I notice that the US House yesterday approved a $290 billion increase in the government’s “debt ceiling,” raising it from $12.1 trillion to $12.4 trillion.
Presumably the Senate will take up similar legislation in the near future.
I am not writing to yourself, Senator Bond and Representative Clay in order to urge any particular vote or action on the matter, but rather just to inform you that I’m not responsible for, nor do I intend to pay off, your debts.
I’ll be publishing this letter in one or more public spaces so that your creditors will be aware of this fact. If they’re going to loan money to the three of you and your 532 colleagues in the House and Senate, they may want to run credit checks first. Just so long as we’re crystal clear on the fact that I won’t be co-signing for you, the rest is between you and them.
Thomas L. Knapp
Carnahan’s claim of the “non-optionality” of taking away his toys, and of an assumed power to borrow money in your name and mine, is a risible echo of King George III’s claim versus Britain’s colonies in America, to which Thomas Paine aptly responded in “The Crisis No. 1”: “Britain, with an army to enforce her tyranny, has declared that she has a right (not only to tax) but ‘to bind us in all cases whatsoever,’ and if being bound in that manner, is not slavery, then is there not such a thing as slavery upon earth.”
George III learned the hard way that “his colonists” were possessed of more options than he had previously believed. Is Russ Carnahan aware that the descendants of those colonists are possessed of the same options … and then some?
The founding fathers were ahead of their time, and not only in a good way. When they brewed up their hot cup of successful revolution, Bastiat and Molinari hadn’t yet disproved the necessity and utility of the state. Paine, Jefferson, et. al. were thus constrained to feeling their way toward mere “better government,” not yet apprehending the possibility of Thoreau’s “best government” (“that which governs not at all”). Jefferson began to grapple with the idea later in life, but anarchism didn’t come into its own until later.
Those were the late 18th and early 19th centuries. We don’t suffer the same handicaps — or have the same excuses — that the founders did. We understand (or should understand) that Russ Carnahan’s power, and the power of his co-conspirators, is a function not of Jefferson’s mythical “consent of the governed,” but of politicians’ ability to hoax us into believing that we need them.
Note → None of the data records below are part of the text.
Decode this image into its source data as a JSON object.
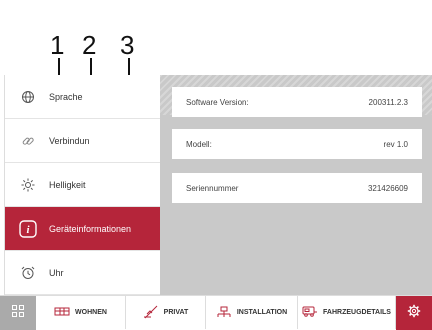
{
  "callouts": [
    "1",
    "2",
    "3"
  ],
  "sidebar": {
    "items": [
      {
        "label": "Sprache",
        "icon": "globe-icon",
        "active": false
      },
      {
        "label": "Verbindun",
        "icon": "link-icon",
        "active": false
      },
      {
        "label": "Helligkeit",
        "icon": "brightness-icon",
        "active": false
      },
      {
        "label": "Geräteinformationen",
        "icon": "info-icon",
        "active": true
      },
      {
        "label": "Uhr",
        "icon": "alarm-clock-icon",
        "active": false
      }
    ]
  },
  "info": {
    "rows": [
      {
        "label": "Software Version:",
        "value": "200311.2.3"
      },
      {
        "label": "Modell:",
        "value": "rev 1.0"
      },
      {
        "label": "Seriennummer",
        "value": "321426609"
      }
    ]
  },
  "bottombar": {
    "tabs": [
      {
        "label": "WOHNEN",
        "icon": "living-icon"
      },
      {
        "label": "PRIVAT",
        "icon": "private-icon"
      },
      {
        "label": "INSTALLATION",
        "icon": "installation-icon"
      },
      {
        "label": "FAHRZEUGDETAILS",
        "icon": "vehicle-icon"
      }
    ]
  },
  "colors": {
    "accent": "#b5253a",
    "panel_bg": "#c9c9c9"
  }
}
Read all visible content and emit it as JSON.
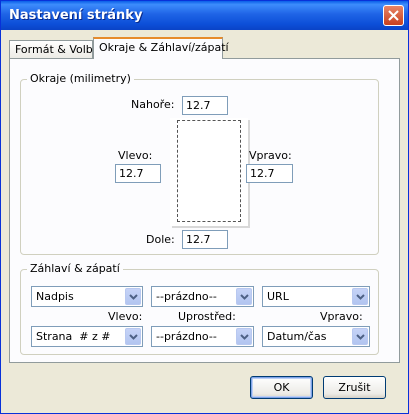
{
  "window": {
    "title": "Nastavení stránky",
    "close_icon": "close-icon"
  },
  "tabs": [
    {
      "label": "Formát & Volby",
      "active": false
    },
    {
      "label": "Okraje & Záhlaví/zápatí",
      "active": true
    }
  ],
  "margins": {
    "group_label": "Okraje (milimetry)",
    "top": {
      "label": "Nahoře:",
      "value": "12.7"
    },
    "left": {
      "label": "Vlevo:",
      "value": "12.7"
    },
    "right": {
      "label": "Vpravo:",
      "value": "12.7"
    },
    "bottom": {
      "label": "Dole:",
      "value": "12.7"
    }
  },
  "headers_footers": {
    "group_label": "Záhlaví & zápatí",
    "header_left": "Nadpis",
    "header_center": "--prázdno--",
    "header_right": "URL",
    "label_left": "Vlevo:",
    "label_center": "Uprostřed:",
    "label_right": "Vpravo:",
    "footer_left": "Strana  # z #",
    "footer_center": "--prázdno--",
    "footer_right": "Datum/čas"
  },
  "buttons": {
    "ok": "OK",
    "cancel": "Zrušit"
  },
  "colors": {
    "titlebar": "#0a5ee8",
    "active_tab_accent": "#e68b2c",
    "dialog_bg": "#ece9d8"
  }
}
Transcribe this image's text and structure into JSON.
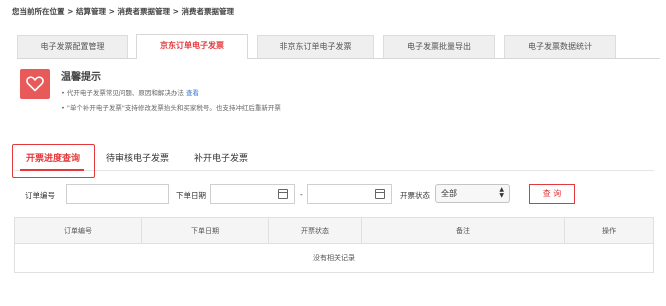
{
  "breadcrumb": "您当前所在位置 > 结算管理 > 消费者票据管理 > 消费者票据管理",
  "top_tabs": [
    {
      "label": "电子发票配置管理"
    },
    {
      "label": "京东订单电子发票"
    },
    {
      "label": "非京东订单电子发票"
    },
    {
      "label": "电子发票批量导出"
    },
    {
      "label": "电子发票数据统计"
    }
  ],
  "tips": {
    "title": "温馨提示",
    "line1": "• 代开电子发票常见问题、原因和解决办法",
    "line1_link": "查看",
    "line2": "• \"单个补开电子发票\"支持修改发票抬头和买家税号。也支持冲红后重新开票"
  },
  "sub_tabs": [
    {
      "label": "开票进度查询"
    },
    {
      "label": "待审核电子发票"
    },
    {
      "label": "补开电子发票"
    }
  ],
  "filters": {
    "order_no_label": "订单编号",
    "order_date_label": "下单日期",
    "date_separator": "-",
    "status_label": "开票状态",
    "status_value": "全部",
    "query_button": "查 询"
  },
  "table": {
    "headers": [
      "订单编号",
      "下单日期",
      "开票状态",
      "备注",
      "操作"
    ],
    "empty_text": "没有相关记录"
  }
}
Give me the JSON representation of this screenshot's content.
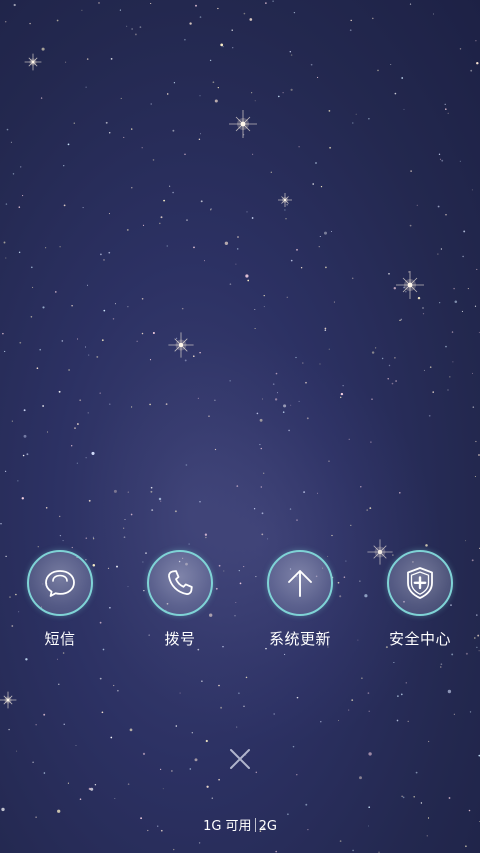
{
  "shortcuts": [
    {
      "label": "短信",
      "icon": "message-icon"
    },
    {
      "label": "拨号",
      "icon": "phone-icon"
    },
    {
      "label": "系统更新",
      "icon": "arrow-up-icon"
    },
    {
      "label": "安全中心",
      "icon": "shield-plus-icon"
    }
  ],
  "close": {
    "icon": "close-icon"
  },
  "network": {
    "used": "1G 可用",
    "total": "2G"
  },
  "colors": {
    "ring": "#7fd3d6",
    "background": "#2c3163",
    "text": "#ffffff"
  }
}
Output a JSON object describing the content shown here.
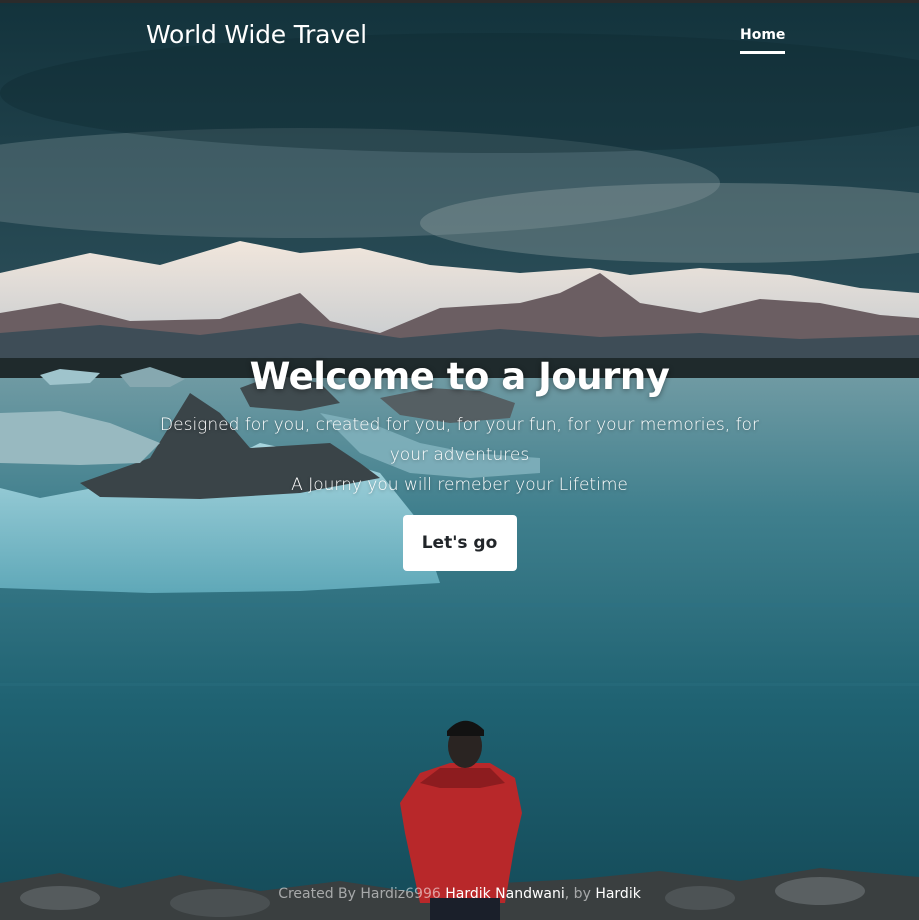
{
  "nav": {
    "brand": "World Wide Travel",
    "home_label": "Home"
  },
  "hero": {
    "title": "Welcome to a Journy",
    "line1": "Designed for you, created for you, for your fun, for your memories, for your adventures",
    "line2": "A Journy you will remeber your Lifetime",
    "button_label": "Let's go"
  },
  "footer": {
    "prefix": "Created By Hardiz6996",
    "author_link": "Hardik Nandwani",
    "separator": ", by",
    "by_link": "Hardik"
  },
  "colors": {
    "sky": "#2a4a55",
    "water": "#1d5b6a",
    "jacket": "#b8282a",
    "button_bg": "#ffffff"
  }
}
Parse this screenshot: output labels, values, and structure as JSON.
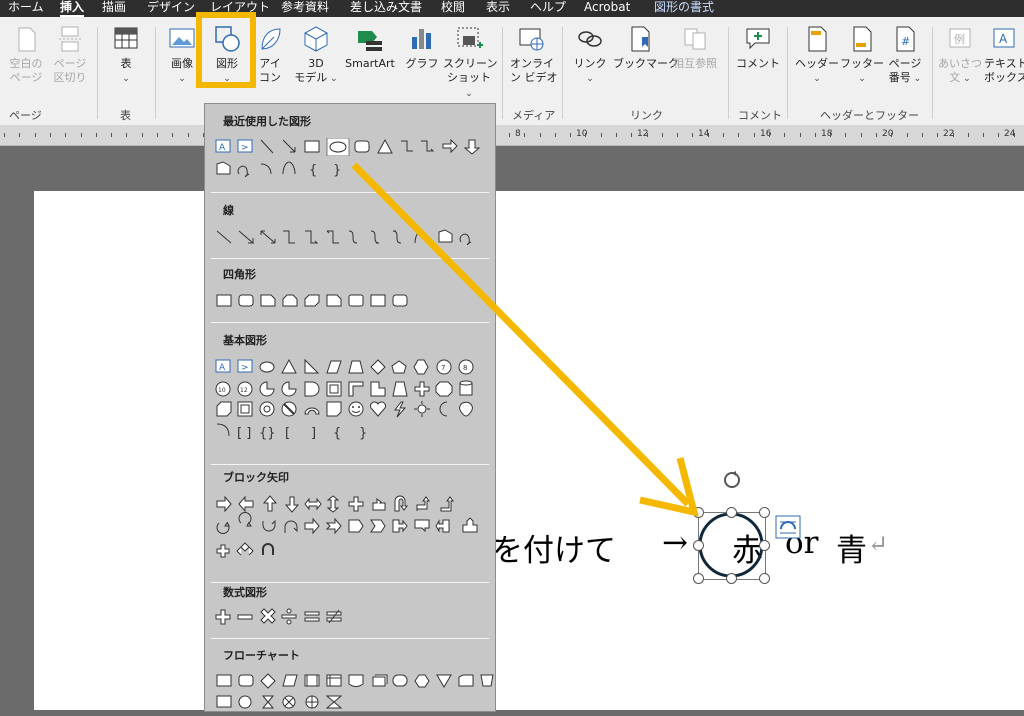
{
  "tabs": [
    "ホーム",
    "挿入",
    "描画",
    "デザイン",
    "レイアウト",
    "参考資料",
    "差し込み文書",
    "校閲",
    "表示",
    "ヘルプ",
    "Acrobat",
    "図形の書式"
  ],
  "active_tab": "挿入",
  "ribbon": {
    "page_group": {
      "cover_l1": "空白の",
      "cover_l2": "ページ",
      "break_l1": "ページ",
      "break_l2": "区切り",
      "name": "ページ"
    },
    "table_group": {
      "table": "表",
      "name": "表"
    },
    "illus": {
      "picture": "画像",
      "shapes": "図形",
      "icons_l1": "アイ",
      "icons_l2": "コン",
      "model_l1": "3D",
      "model_l2": "モデル",
      "smartart": "SmartArt",
      "chart": "グラフ",
      "screenshot_l1": "スクリーン",
      "screenshot_l2": "ショット"
    },
    "media": {
      "video_l1": "オンライ",
      "video_l2": "ン ビデオ",
      "name": "メディア"
    },
    "links": {
      "link": "リンク",
      "bookmark": "ブックマーク",
      "xref": "相互参照",
      "name": "リンク"
    },
    "comments": {
      "comment": "コメント",
      "name": "コメント"
    },
    "hf": {
      "header": "ヘッダー",
      "footer": "フッター",
      "pageno_l1": "ページ",
      "pageno_l2": "番号",
      "name": "ヘッダーとフッター"
    },
    "text": {
      "greeting_l1": "あいさつ",
      "greeting_l2": "文",
      "textbox_l1": "テキスト",
      "textbox_l2": "ボックス"
    },
    "sample_icon_text": "例"
  },
  "ruler_numbers": [
    "8",
    "10",
    "12",
    "14",
    "16",
    "18",
    "20",
    "22",
    "24"
  ],
  "gallery": {
    "sections": [
      "最近使用した図形",
      "線",
      "四角形",
      "基本図形",
      "ブロック矢印",
      "数式図形",
      "フローチャート"
    ]
  },
  "document": {
    "text1": "を付けて",
    "arrow": "→",
    "text2": "赤",
    "text3": "or",
    "text4": "青",
    "para_mark": "↵"
  },
  "colors": {
    "highlight": "#f5b800",
    "arrow": "#f5b800",
    "circle": "#10283c"
  }
}
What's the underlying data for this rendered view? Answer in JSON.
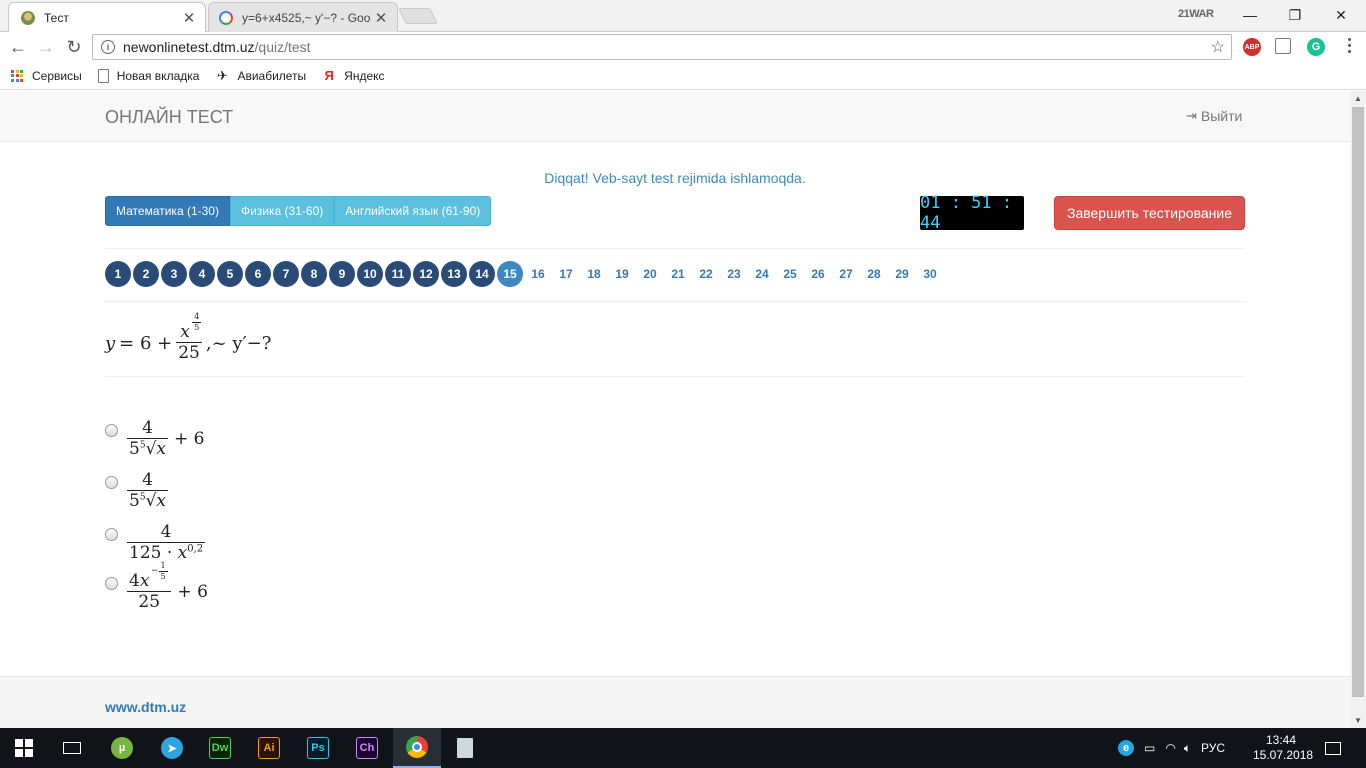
{
  "browser": {
    "tabs": [
      {
        "title": "Тест",
        "active": true
      },
      {
        "title": "y=6+x4525,~ y'−? - Goo",
        "active": false
      }
    ],
    "profile_label": "21WAR",
    "url_host": "newonlinetest.dtm.uz",
    "url_path": "/quiz/test",
    "extensions": {
      "abp": "ABP",
      "grammarly": "G"
    },
    "bookmarks": [
      "Сервисы",
      "Новая вкладка",
      "Авиабилеты",
      "Яндекс"
    ]
  },
  "site": {
    "brand": "ОНЛАЙН ТЕСТ",
    "logout_label": "Выйти",
    "notice": "Diqqat! Veb-sayt test rejimida ishlamoqda.",
    "subjects": [
      "Математика (1-30)",
      "Физика (31-60)",
      "Английский язык (61-90)"
    ],
    "timer": "01 : 51 : 44",
    "finish_label": "Завершить тестирование",
    "questions": {
      "done": [
        "1",
        "2",
        "3",
        "4",
        "5",
        "6",
        "7",
        "8",
        "9",
        "10",
        "11",
        "12",
        "13",
        "14"
      ],
      "current": "15",
      "todo": [
        "16",
        "17",
        "18",
        "19",
        "20",
        "21",
        "22",
        "23",
        "24",
        "25",
        "26",
        "27",
        "28",
        "29",
        "30"
      ]
    },
    "question_math": {
      "y": "y",
      "eq": "= 6 +",
      "x": "x",
      "exp_num": "4",
      "exp_den": "5",
      "den": "25",
      "tail": ",~ y′−?"
    },
    "options": [
      {
        "num": "4",
        "den_coef": "5",
        "root_index": "5",
        "var": "x",
        "tail": "+ 6"
      },
      {
        "num": "4",
        "den_coef": "5",
        "root_index": "5",
        "var": "x",
        "tail": ""
      },
      {
        "num": "4",
        "den": "125 · ",
        "var": "x",
        "exp": "0,2"
      },
      {
        "num_coef": "4",
        "var": "x",
        "exp_sign": "−",
        "exp_num": "1",
        "exp_den": "5",
        "den": "25",
        "tail": "+ 6"
      }
    ],
    "footer_link": "www.dtm.uz"
  },
  "taskbar": {
    "apps": [
      "Dw",
      "Ai",
      "Ps",
      "Ch"
    ],
    "lang": "РУС",
    "time": "13:44",
    "date": "15.07.2018"
  }
}
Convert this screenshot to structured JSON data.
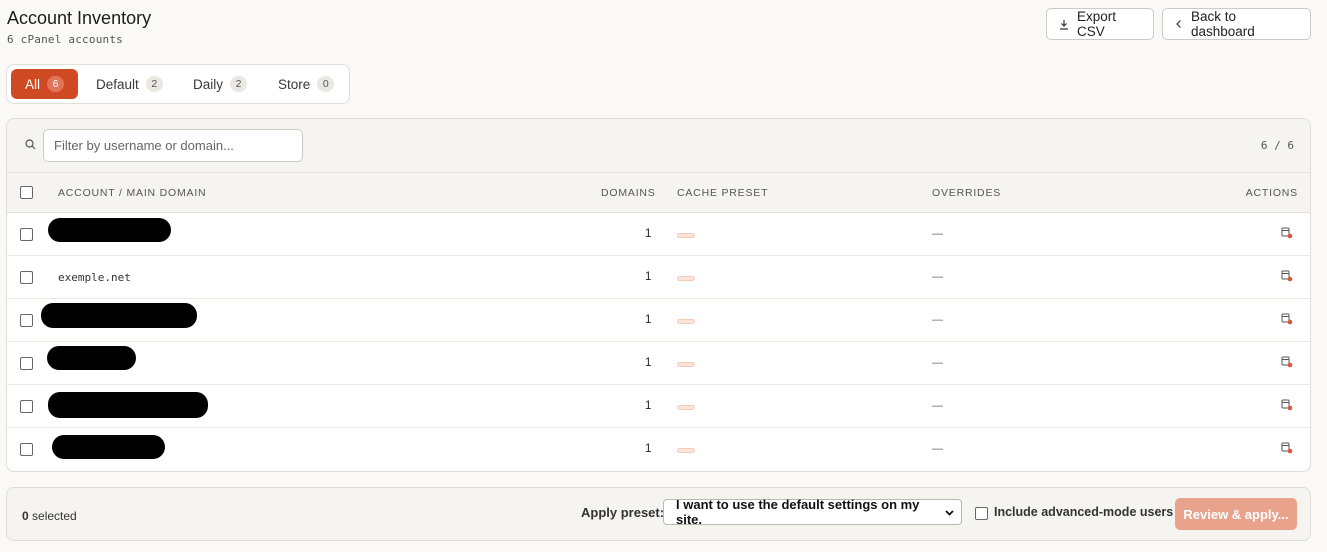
{
  "header": {
    "title": "Account Inventory",
    "subtitle": "6 cPanel accounts",
    "export_label": "Export CSV",
    "back_label": "Back to dashboard"
  },
  "tabs": [
    {
      "label": "All",
      "count": "6",
      "active": true
    },
    {
      "label": "Default",
      "count": "2"
    },
    {
      "label": "Daily",
      "count": "2"
    },
    {
      "label": "Store",
      "count": "0"
    }
  ],
  "search": {
    "placeholder": "Filter by username or domain...",
    "count": "6 / 6"
  },
  "table": {
    "headers": {
      "account": "ACCOUNT / MAIN DOMAIN",
      "domains": "DOMAINS",
      "cache": "CACHE PRESET",
      "overrides": "OVERRIDES",
      "actions": "ACTIONS"
    },
    "rows": [
      {
        "account": "",
        "domains": "1",
        "override": "—",
        "redacted": true
      },
      {
        "account": "exemple.net",
        "domains": "1",
        "override": "—",
        "redacted": false
      },
      {
        "account": "",
        "domains": "1",
        "override": "—",
        "redacted": true
      },
      {
        "account": "",
        "domains": "1",
        "override": "—",
        "redacted": true
      },
      {
        "account": "",
        "domains": "1",
        "override": "—",
        "redacted": true
      },
      {
        "account": "",
        "domains": "1",
        "override": "—",
        "redacted": true
      }
    ]
  },
  "footer": {
    "selected_count": "0",
    "selected_label": "selected",
    "apply_label": "Apply preset:",
    "preset_value": "I want to use the default settings on my site.",
    "advanced_label": "Include advanced-mode users",
    "review_label": "Review & apply..."
  },
  "colors": {
    "accent": "#cf4a22",
    "accent_disabled": "#e9a28c"
  }
}
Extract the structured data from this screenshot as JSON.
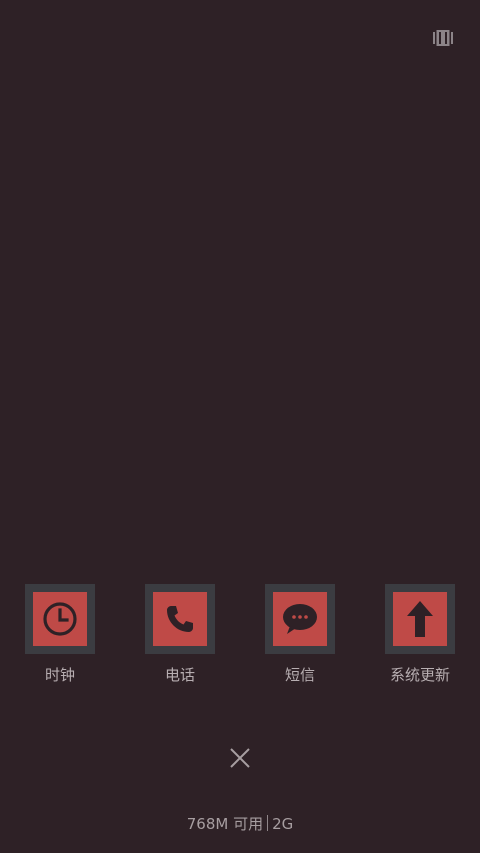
{
  "icons": {
    "top_action": "card-stack-icon",
    "close": "close-icon"
  },
  "apps": [
    {
      "label": "时钟",
      "icon": "clock-icon"
    },
    {
      "label": "电话",
      "icon": "phone-icon"
    },
    {
      "label": "短信",
      "icon": "message-icon"
    },
    {
      "label": "系统更新",
      "icon": "up-arrow-icon"
    }
  ],
  "memory": {
    "available": "768M 可用",
    "total": "2G"
  },
  "colors": {
    "background": "#2e2126",
    "tile_frame": "#3b3c41",
    "tile_fill": "#bf4a47",
    "label_text": "#b7aeb1"
  }
}
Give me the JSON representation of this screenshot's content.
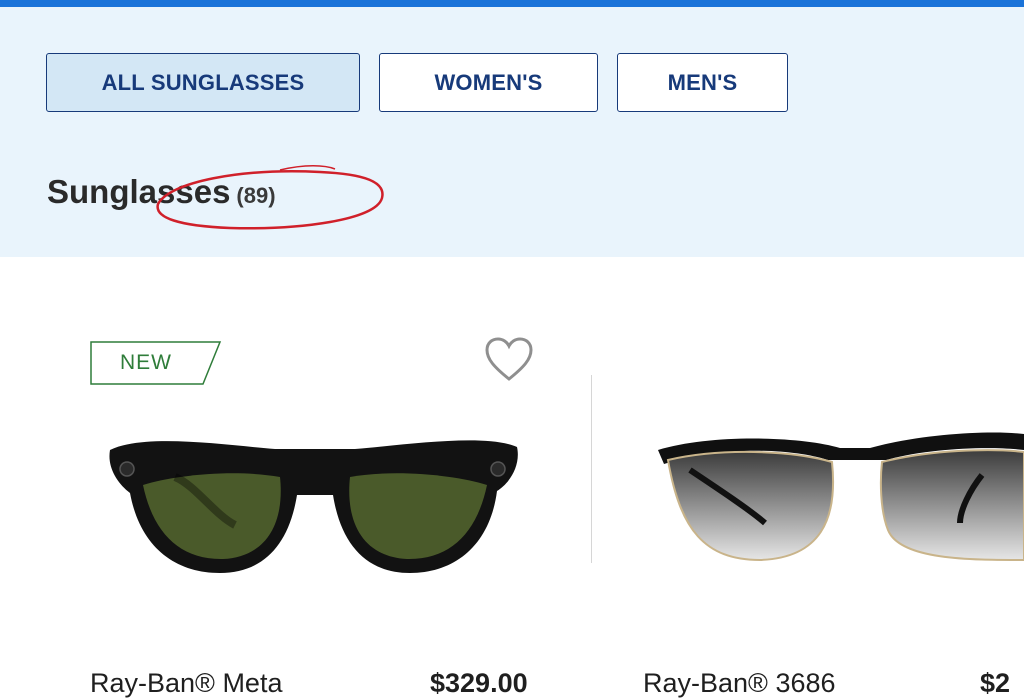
{
  "tabs": [
    {
      "label": "ALL SUNGLASSES",
      "active": true
    },
    {
      "label": "WOMEN'S",
      "active": false
    },
    {
      "label": "MEN'S",
      "active": false
    }
  ],
  "page": {
    "title": "Sunglasses",
    "count": "(89)"
  },
  "products": [
    {
      "badge": "NEW",
      "name": "Ray-Ban® Meta",
      "price": "$329.00"
    },
    {
      "name": "Ray-Ban® 3686",
      "price": "$2"
    }
  ],
  "colors": {
    "accent_bar": "#1a73d9",
    "header_bg": "#e9f4fc",
    "tab_text": "#173a7a",
    "badge_green": "#2f7d3a",
    "annotation_red": "#d0202a"
  },
  "icons": [
    "heart-icon"
  ]
}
And we should understand by now that we don’t.
Let’s keep all our options, even the ones Russ Carnahan can’t bring himself to admit the existence of, on the table.